[Component data from apps and pages]
* * * * * * * * *
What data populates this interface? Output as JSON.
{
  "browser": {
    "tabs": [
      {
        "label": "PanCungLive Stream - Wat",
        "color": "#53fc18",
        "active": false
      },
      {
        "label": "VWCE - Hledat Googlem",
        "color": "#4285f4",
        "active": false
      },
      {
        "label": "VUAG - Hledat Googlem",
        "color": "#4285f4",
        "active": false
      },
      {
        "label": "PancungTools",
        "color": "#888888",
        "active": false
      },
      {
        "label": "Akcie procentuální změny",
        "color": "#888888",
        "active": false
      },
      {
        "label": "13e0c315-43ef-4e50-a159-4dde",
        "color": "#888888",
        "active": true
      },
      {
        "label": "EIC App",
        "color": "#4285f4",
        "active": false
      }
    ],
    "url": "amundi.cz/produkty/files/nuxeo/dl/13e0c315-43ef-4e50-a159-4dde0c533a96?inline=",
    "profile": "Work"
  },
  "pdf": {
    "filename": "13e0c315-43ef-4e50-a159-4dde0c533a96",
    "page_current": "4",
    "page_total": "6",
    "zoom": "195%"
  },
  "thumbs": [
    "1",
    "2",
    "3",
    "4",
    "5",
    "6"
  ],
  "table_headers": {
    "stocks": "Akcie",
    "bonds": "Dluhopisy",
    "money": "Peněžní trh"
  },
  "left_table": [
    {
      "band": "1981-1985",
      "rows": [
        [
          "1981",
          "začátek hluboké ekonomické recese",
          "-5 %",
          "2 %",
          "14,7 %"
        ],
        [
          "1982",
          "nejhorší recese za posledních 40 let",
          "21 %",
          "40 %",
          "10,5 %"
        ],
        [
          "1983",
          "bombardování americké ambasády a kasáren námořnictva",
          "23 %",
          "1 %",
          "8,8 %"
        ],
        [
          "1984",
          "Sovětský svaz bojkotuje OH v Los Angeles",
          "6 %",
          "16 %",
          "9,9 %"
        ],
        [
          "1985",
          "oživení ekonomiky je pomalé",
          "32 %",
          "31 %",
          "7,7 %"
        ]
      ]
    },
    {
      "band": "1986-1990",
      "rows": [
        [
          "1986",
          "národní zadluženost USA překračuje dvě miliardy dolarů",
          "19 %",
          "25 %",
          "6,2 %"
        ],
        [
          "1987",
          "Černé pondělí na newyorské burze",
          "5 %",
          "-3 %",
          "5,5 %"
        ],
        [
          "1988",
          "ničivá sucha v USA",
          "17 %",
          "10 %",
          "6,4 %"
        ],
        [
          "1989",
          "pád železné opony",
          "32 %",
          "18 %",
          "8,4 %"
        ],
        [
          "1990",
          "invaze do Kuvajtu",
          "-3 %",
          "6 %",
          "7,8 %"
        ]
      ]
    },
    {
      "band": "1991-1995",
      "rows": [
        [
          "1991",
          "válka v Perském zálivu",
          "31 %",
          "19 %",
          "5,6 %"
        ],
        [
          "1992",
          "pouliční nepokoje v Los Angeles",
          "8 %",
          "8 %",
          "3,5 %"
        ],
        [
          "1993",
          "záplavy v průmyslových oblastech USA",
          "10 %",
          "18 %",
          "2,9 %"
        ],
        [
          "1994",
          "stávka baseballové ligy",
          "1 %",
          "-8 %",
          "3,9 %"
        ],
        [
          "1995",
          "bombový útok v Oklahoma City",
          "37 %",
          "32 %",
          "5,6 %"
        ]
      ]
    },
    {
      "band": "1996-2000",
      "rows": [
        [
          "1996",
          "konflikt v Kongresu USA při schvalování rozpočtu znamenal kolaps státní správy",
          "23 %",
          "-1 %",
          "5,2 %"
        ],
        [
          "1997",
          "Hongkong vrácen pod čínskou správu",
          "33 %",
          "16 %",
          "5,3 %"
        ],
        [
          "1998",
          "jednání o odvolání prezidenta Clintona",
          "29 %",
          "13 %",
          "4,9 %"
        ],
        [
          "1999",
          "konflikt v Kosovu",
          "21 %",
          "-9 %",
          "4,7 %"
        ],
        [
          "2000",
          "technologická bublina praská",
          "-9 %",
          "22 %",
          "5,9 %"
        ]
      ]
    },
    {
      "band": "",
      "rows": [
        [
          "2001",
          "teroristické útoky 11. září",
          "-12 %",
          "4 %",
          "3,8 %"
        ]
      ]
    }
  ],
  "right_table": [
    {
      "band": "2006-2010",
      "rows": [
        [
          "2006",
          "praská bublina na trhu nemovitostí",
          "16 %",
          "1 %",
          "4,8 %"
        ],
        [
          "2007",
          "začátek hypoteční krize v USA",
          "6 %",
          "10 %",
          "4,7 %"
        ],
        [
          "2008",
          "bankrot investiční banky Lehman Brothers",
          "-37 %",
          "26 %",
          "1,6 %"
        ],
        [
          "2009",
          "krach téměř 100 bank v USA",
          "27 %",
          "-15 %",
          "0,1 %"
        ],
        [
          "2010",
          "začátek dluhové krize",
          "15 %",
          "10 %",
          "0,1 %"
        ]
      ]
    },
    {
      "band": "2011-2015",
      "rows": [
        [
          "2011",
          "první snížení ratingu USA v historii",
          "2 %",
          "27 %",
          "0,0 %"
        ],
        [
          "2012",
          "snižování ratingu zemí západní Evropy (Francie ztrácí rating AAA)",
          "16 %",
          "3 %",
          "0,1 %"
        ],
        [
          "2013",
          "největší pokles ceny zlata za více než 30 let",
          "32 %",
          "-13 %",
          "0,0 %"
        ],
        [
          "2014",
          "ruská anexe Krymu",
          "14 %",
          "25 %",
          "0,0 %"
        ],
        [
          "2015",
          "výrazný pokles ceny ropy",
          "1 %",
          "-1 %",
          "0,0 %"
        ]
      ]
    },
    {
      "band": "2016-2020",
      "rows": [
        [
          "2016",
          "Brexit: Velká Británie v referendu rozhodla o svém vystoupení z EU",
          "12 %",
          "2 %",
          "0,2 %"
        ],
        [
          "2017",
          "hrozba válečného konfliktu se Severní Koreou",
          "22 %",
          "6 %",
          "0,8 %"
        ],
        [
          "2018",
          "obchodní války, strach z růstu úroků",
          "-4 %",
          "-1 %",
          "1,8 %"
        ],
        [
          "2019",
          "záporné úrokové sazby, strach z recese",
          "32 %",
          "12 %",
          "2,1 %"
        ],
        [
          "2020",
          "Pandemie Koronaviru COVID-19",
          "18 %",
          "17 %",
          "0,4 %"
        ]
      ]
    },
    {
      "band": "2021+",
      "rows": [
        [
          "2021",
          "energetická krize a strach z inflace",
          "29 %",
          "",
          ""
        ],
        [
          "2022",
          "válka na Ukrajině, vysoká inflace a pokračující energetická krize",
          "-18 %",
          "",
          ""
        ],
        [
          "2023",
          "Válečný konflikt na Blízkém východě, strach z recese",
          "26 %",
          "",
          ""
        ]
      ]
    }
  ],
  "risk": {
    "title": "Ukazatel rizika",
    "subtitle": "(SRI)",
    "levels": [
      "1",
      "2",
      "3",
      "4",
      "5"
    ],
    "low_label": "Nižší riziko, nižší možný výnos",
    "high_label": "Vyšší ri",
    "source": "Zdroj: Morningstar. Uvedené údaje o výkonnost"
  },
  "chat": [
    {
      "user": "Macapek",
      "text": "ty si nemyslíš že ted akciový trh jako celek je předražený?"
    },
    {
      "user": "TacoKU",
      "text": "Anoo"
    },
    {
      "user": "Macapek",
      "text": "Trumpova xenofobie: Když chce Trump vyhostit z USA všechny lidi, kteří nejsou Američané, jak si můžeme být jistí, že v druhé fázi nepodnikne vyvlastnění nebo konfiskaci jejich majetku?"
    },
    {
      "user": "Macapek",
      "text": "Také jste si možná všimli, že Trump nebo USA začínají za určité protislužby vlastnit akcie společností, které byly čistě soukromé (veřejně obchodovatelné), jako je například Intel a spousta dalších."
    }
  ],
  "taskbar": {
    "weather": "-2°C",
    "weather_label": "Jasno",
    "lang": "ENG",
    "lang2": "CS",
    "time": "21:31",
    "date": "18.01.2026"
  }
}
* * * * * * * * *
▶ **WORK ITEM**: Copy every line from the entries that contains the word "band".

▶ **RESPONSE TO THIS EXERCISE**:
      "band": "1981-1985",
      "band": "1986-1990",
      "band": "1991-1995",
      "band": "1996-2000",
      "band": "",
      "band": "2006-2010",
      "band": "2011-2015",
      "band": "2016-2020",
      "band": "2021+",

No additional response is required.